The first ‘Peoples, Places andHistory of Words in Brattleboro, Vermont’ Teachers Workshop and Dinner will be
Wednesday, April 25, 2018
from 5 to 7:30 pm
at 118 Elliot, 118 Elliot Street, Brattleboro, Vermont
Please RSVP at BrattleboroWords@gmail.com
The purpose of this initial workshop is to introduce participating teachers and community research team leaders to project leaders and each other, the goals of the Project, curriculum connections and expected work products and outcomes.
Please look at the current list of potential research sites and themes on the Brattleboro Words Project website.
Choose one or more you might like to focus on with your students to discuss during the workshop.
You may also recommend sites/themes/people that are not on the list. Please refer to the ‘Teachers/Research Team Leader FAQS’ below to determine what makes a good site/theme.
The workshop will be guided by:
- Joe Rivers, a teacher at the Brattleboro Area Middle School who has created over 100 podcasts for the Brattleboro Historical Society (where he is president)
- William Edelglass, PhD, Professor of Philosophy at Marlboro College who is the lead academic on the Project
- Lissa Weinmann, Project Director and other Project Leaders will be on hand to answer questions and build connections.
In addition, Julianne Eagan, WSESU curriculum coordinator and Jen Kramer, Guilford Elementary School teacher skilled at place-based education particularly for younger students, will be present to answer questions and relate the Project to curriculum.
At the workshop, we will also gather your feedback on timing and content for future professional certification and workshops which will likely include:
- How to engage in age-appropriate primary research — exploring local archives, information sources and scholars connected to chosen research sites

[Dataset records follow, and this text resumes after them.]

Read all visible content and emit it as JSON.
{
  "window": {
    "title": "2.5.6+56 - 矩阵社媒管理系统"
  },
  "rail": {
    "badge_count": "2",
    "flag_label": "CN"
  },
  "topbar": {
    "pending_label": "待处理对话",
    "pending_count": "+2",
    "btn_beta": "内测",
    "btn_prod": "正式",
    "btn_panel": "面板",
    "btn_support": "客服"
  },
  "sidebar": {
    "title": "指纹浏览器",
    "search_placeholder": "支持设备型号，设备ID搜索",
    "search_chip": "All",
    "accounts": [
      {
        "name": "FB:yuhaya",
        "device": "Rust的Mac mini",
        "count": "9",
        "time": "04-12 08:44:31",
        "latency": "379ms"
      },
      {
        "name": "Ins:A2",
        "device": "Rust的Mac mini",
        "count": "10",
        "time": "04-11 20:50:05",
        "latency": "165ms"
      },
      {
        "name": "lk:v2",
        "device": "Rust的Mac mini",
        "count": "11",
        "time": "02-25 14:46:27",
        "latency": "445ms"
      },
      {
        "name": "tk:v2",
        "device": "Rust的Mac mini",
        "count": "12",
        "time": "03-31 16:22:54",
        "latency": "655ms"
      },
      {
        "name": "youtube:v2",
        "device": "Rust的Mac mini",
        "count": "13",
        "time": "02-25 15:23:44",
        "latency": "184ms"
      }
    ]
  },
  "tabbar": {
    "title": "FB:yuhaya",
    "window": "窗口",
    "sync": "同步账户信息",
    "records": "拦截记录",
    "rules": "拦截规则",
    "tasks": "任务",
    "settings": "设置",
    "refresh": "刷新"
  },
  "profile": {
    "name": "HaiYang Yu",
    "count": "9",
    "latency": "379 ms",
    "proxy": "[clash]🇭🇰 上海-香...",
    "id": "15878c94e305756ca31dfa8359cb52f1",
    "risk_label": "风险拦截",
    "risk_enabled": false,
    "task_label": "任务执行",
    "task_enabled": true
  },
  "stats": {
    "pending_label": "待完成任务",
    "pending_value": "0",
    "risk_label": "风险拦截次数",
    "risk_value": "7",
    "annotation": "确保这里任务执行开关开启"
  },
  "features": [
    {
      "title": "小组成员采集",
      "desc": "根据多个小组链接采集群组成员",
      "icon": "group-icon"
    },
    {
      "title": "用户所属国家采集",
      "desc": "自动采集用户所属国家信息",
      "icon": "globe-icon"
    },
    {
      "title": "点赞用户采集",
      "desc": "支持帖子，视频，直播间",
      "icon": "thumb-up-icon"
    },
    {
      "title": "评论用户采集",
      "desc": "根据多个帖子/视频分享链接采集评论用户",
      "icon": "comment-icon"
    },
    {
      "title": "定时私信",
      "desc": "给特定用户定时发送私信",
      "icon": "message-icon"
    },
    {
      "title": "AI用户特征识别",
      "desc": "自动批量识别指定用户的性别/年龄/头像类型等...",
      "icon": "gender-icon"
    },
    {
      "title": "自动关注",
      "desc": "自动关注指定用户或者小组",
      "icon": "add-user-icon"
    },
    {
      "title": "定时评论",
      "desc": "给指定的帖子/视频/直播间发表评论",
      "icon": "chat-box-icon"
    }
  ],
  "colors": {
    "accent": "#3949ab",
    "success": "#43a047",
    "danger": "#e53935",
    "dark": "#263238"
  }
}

- Audio equipment training, logging information to the cloud and podcast production
- Preparing information for Google Maps and Wikipedia
- Creating handmade books
Please RSVP or with any questions, suggestions or dietary needs for the dinner either at the personal email above, my cell phone 917 239 8743 or at firstname.lastname@example.org.
We look forward to seeing you on April 25!
FrequentlyAsked Questions for Teachers and Research Team Leaders
Frequently Asked Questions for Teachers & Research Team Leaders
What is this Project all about again?
What is the geographic scope of the Brattleboro Word Project?
What makes a good site to focus on?
A good site is one that is associated with writing produced in the Brattleboro area, or with writing that sheds light on particularly interesting or relevant aspects of Brattleboro area history. Some connections between the site and writing are obvious, such as the Granite Block building on Main Street, where Clarina Howard Nichols—who fought for women’s rights and the abolition of slavery—published her newspaper, the Windham County Reformer.
Or Thoreau’s descriptions of Mt. Wantastiquet. Or ‘Abijah Prince Road’ where Lucy Terry Prince, the author of the first extant poem by an African American, lived in the mid 1700s. Existing historic markers can also be used, like the stone commemorating a fallen veteran outside the Brattleboro Coop. Or, even particularly compelling writing on a gravestone. But other sites might be less obvious, or there may be a concern about including a private residence on a tour that might bring unwanted visitors. In this case, there may be a public site that could be connected with the writing, or the writer.